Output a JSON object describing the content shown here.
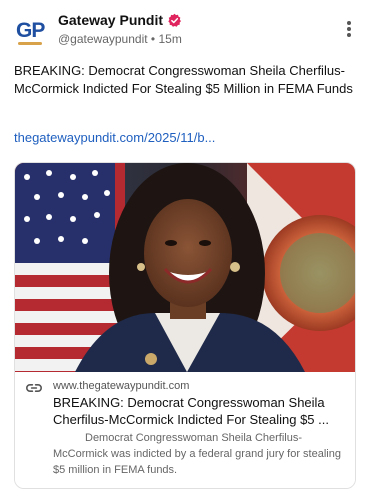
{
  "post": {
    "author_name": "Gateway Pundit",
    "avatar_initials": "GP",
    "handle": "@gatewaypundit",
    "separator": "•",
    "time": "15m",
    "text": "BREAKING: Democrat Congresswoman Sheila Cherfilus-McCormick Indicted For Stealing $5 Million in FEMA Funds",
    "link_text": "thegatewaypundit.com/2025/11/b...",
    "verified_color": "#e0245e",
    "link_color": "#1f5fbf"
  },
  "card": {
    "domain": "www.thegatewaypundit.com",
    "title": "BREAKING: Democrat Congresswoman Sheila Cherfilus-McCormick Indicted For Stealing $5 ...",
    "description": "Democrat Congresswoman Sheila Cherfilus-McCormick was indicted by a federal grand jury for stealing $5 million in FEMA funds."
  },
  "icons": {
    "verified": "verified-badge-icon",
    "more": "more-vertical-icon",
    "link": "link-icon"
  }
}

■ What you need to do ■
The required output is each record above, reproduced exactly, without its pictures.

■ Problem solution ■
Output a JSON object describing the content shown here.
{
  "post": {
    "author_name": "Gateway Pundit",
    "avatar_initials": "GP",
    "handle": "@gatewaypundit",
    "separator": "•",
    "time": "15m",
    "text": "BREAKING: Democrat Congresswoman Sheila Cherfilus-McCormick Indicted For Stealing $5 Million in FEMA Funds",
    "link_text": "thegatewaypundit.com/2025/11/b...",
    "verified_color": "#e0245e",
    "link_color": "#1f5fbf"
  },
  "card": {
    "domain": "www.thegatewaypundit.com",
    "title": "BREAKING: Democrat Congresswoman Sheila Cherfilus-McCormick Indicted For Stealing $5 ...",
    "description": "Democrat Congresswoman Sheila Cherfilus-McCormick was indicted by a federal grand jury for stealing $5 million in FEMA funds."
  },
  "icons": {
    "verified": "verified-badge-icon",
    "more": "more-vertical-icon",
    "link": "link-icon"
  }
}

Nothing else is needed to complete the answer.